::: Data records

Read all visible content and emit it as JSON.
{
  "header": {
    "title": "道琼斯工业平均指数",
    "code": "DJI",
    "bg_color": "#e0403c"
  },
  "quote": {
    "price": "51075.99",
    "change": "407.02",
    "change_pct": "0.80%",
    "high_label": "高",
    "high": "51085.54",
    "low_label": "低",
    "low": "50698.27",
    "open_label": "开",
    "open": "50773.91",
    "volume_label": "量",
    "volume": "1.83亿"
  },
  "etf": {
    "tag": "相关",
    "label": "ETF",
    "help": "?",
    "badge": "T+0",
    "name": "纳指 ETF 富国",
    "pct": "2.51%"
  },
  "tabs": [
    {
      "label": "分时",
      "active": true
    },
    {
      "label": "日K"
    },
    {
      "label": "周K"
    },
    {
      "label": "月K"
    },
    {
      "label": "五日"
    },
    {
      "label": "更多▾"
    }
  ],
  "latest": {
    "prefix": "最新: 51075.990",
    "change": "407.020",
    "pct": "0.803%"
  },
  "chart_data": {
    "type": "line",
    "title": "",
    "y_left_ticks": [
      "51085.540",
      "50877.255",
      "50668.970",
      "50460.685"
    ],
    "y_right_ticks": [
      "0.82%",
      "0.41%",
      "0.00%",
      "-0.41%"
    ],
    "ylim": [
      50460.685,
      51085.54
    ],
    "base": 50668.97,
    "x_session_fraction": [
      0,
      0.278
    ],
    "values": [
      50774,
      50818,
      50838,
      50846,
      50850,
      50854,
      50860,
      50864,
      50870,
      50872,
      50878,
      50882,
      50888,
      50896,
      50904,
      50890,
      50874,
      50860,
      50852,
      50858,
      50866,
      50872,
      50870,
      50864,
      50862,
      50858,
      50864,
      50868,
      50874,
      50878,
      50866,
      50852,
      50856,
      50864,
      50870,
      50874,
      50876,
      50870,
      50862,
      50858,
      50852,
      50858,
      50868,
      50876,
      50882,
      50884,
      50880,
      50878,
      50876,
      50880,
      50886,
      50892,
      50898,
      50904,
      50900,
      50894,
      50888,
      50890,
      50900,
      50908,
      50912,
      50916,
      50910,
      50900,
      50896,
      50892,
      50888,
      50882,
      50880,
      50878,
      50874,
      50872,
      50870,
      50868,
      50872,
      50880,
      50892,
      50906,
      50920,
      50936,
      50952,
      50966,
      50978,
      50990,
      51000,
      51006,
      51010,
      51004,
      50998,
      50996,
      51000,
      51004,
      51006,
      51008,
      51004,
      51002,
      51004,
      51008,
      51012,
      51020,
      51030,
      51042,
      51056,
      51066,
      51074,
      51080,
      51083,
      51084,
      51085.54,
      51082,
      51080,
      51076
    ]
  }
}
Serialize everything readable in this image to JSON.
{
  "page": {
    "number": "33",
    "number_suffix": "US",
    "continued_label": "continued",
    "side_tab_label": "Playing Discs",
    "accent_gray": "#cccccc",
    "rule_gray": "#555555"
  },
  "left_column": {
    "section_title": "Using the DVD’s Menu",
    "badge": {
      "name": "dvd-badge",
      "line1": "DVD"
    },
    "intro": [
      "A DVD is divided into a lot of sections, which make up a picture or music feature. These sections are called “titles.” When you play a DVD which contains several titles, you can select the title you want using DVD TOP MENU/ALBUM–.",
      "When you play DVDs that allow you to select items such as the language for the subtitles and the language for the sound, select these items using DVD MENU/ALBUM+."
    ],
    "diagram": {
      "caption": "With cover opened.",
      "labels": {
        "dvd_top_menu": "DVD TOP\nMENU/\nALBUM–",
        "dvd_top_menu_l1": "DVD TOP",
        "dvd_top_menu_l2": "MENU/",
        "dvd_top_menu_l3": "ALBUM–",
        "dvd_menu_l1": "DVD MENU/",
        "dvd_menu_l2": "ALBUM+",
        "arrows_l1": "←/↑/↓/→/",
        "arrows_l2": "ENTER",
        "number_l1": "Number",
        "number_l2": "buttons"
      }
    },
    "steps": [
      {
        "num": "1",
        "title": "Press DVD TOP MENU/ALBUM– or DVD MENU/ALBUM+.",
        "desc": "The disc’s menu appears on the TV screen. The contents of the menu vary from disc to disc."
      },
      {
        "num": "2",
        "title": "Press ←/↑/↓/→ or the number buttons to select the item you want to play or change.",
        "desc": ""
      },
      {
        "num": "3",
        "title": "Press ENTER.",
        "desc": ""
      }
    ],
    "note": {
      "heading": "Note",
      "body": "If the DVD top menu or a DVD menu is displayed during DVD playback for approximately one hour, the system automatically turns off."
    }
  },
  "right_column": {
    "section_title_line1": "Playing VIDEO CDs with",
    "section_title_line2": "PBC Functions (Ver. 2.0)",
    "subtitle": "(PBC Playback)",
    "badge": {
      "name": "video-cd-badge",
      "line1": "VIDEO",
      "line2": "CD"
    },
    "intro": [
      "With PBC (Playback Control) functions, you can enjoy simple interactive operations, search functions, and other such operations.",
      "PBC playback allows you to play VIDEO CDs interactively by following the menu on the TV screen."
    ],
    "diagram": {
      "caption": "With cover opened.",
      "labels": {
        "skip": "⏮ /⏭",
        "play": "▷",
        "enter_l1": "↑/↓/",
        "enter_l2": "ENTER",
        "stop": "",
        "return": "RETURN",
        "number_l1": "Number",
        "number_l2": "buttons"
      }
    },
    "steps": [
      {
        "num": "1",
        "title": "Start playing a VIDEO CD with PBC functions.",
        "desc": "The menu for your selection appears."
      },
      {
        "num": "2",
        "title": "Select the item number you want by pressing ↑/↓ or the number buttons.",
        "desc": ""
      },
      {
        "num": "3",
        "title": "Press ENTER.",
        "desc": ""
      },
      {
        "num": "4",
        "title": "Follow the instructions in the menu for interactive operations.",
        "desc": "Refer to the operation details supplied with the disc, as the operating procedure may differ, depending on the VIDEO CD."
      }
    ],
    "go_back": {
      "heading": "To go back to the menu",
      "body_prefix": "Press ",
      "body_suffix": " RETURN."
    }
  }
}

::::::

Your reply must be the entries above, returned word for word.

• Response to the task:
Read all visible content and emit it as JSON.
{
  "header": {
    "title": "道琼斯工业平均指数",
    "code": "DJI",
    "bg_color": "#e0403c"
  },
  "quote": {
    "price": "51075.99",
    "change": "407.02",
    "change_pct": "0.80%",
    "high_label": "高",
    "high": "51085.54",
    "low_label": "低",
    "low": "50698.27",
    "open_label": "开",
    "open": "50773.91",
    "volume_label": "量",
    "volume": "1.83亿"
  },
  "etf": {
    "tag": "相关",
    "label": "ETF",
    "help": "?",
    "badge": "T+0",
    "name": "纳指 ETF 富国",
    "pct": "2.51%"
  },
  "tabs": [
    {
      "label": "分时",
      "active": true
    },
    {
      "label": "日K"
    },
    {
      "label": "周K"
    },
    {
      "label": "月K"
    },
    {
      "label": "五日"
    },
    {
      "label": "更多▾"
    }
  ],
  "latest": {
    "prefix": "最新: 51075.990",
    "change": "407.020",
    "pct": "0.803%"
  },
  "chart_data": {
    "type": "line",
    "title": "",
    "y_left_ticks": [
      "51085.540",
      "50877.255",
      "50668.970",
      "50460.685"
    ],
    "y_right_ticks": [
      "0.82%",
      "0.41%",
      "0.00%",
      "-0.41%"
    ],
    "ylim": [
      50460.685,
      51085.54
    ],
    "base": 50668.97,
    "x_session_fraction": [
      0,
      0.278
    ],
    "values": [
      50774,
      50818,
      50838,
      50846,
      50850,
      50854,
      50860,
      50864,
      50870,
      50872,
      50878,
      50882,
      50888,
      50896,
      50904,
      50890,
      50874,
      50860,
      50852,
      50858,
      50866,
      50872,
      50870,
      50864,
      50862,
      50858,
      50864,
      50868,
      50874,
      50878,
      50866,
      50852,
      50856,
      50864,
      50870,
      50874,
      50876,
      50870,
      50862,
      50858,
      50852,
      50858,
      50868,
      50876,
      50882,
      50884,
      50880,
      50878,
      50876,
      50880,
      50886,
      50892,
      50898,
      50904,
      50900,
      50894,
      50888,
      50890,
      50900,
      50908,
      50912,
      50916,
      50910,
      50900,
      50896,
      50892,
      50888,
      50882,
      50880,
      50878,
      50874,
      50872,
      50870,
      50868,
      50872,
      50880,
      50892,
      50906,
      50920,
      50936,
      50952,
      50966,
      50978,
      50990,
      51000,
      51006,
      51010,
      51004,
      50998,
      50996,
      51000,
      51004,
      51006,
      51008,
      51004,
      51002,
      51004,
      51008,
      51012,
      51020,
      51030,
      51042,
      51056,
      51066,
      51074,
      51080,
      51083,
      51084,
      51085.54,
      51082,
      51080,
      51076
    ]
  }
}
Serialize everything readable in this image to JSON.
{
  "page": {
    "number": "33",
    "number_suffix": "US",
    "continued_label": "continued",
    "side_tab_label": "Playing Discs",
    "accent_gray": "#cccccc",
    "rule_gray": "#555555"
  },
  "left_column": {
    "section_title": "Using the DVD’s Menu",
    "badge": {
      "name": "dvd-badge",
      "line1": "DVD"
    },
    "intro": [
      "A DVD is divided into a lot of sections, which make up a picture or music feature. These sections are called “titles.” When you play a DVD which contains several titles, you can select the title you want using DVD TOP MENU/ALBUM–.",
      "When you play DVDs that allow you to select items such as the language for the subtitles and the language for the sound, select these items using DVD MENU/ALBUM+."
    ],
    "diagram": {
      "caption": "With cover opened.",
      "labels": {
        "dvd_top_menu": "DVD TOP\nMENU/\nALBUM–",
        "dvd_top_menu_l1": "DVD TOP",
        "dvd_top_menu_l2": "MENU/",
        "dvd_top_menu_l3": "ALBUM–",
        "dvd_menu_l1": "DVD MENU/",
        "dvd_menu_l2": "ALBUM+",
        "arrows_l1": "←/↑/↓/→/",
        "arrows_l2": "ENTER",
        "number_l1": "Number",
        "number_l2": "buttons"
      }
    },
    "steps": [
      {
        "num": "1",
        "title": "Press DVD TOP MENU/ALBUM– or DVD MENU/ALBUM+.",
        "desc": "The disc’s menu appears on the TV screen. The contents of the menu vary from disc to disc."
      },
      {
        "num": "2",
        "title": "Press ←/↑/↓/→ or the number buttons to select the item you want to play or change.",
        "desc": ""
      },
      {
        "num": "3",
        "title": "Press ENTER.",
        "desc": ""
      }
    ],
    "note": {
      "heading": "Note",
      "body": "If the DVD top menu or a DVD menu is displayed during DVD playback for approximately one hour, the system automatically turns off."
    }
  },
  "right_column": {
    "section_title_line1": "Playing VIDEO CDs with",
    "section_title_line2": "PBC Functions (Ver. 2.0)",
    "subtitle": "(PBC Playback)",
    "badge": {
      "name": "video-cd-badge",
      "line1": "VIDEO",
      "line2": "CD"
    },
    "intro": [
      "With PBC (Playback Control) functions, you can enjoy simple interactive operations, search functions, and other such operations.",
      "PBC playback allows you to play VIDEO CDs interactively by following the menu on the TV screen."
    ],
    "diagram": {
      "caption": "With cover opened.",
      "labels": {
        "skip": "⏮ /⏭",
        "play": "▷",
        "enter_l1": "↑/↓/",
        "enter_l2": "ENTER",
        "stop": "",
        "return": "RETURN",
        "number_l1": "Number",
        "number_l2": "buttons"
      }
    },
    "steps": [
      {
        "num": "1",
        "title": "Start playing a VIDEO CD with PBC functions.",
        "desc": "The menu for your selection appears."
      },
      {
        "num": "2",
        "title": "Select the item number you want by pressing ↑/↓ or the number buttons.",
        "desc": ""
      },
      {
        "num": "3",
        "title": "Press ENTER.",
        "desc": ""
      },
      {
        "num": "4",
        "title": "Follow the instructions in the menu for interactive operations.",
        "desc": "Refer to the operation details supplied with the disc, as the operating procedure may differ, depending on the VIDEO CD."
      }
    ],
    "go_back": {
      "heading": "To go back to the menu",
      "body_prefix": "Press ",
      "body_suffix": " RETURN."
    }
  }
}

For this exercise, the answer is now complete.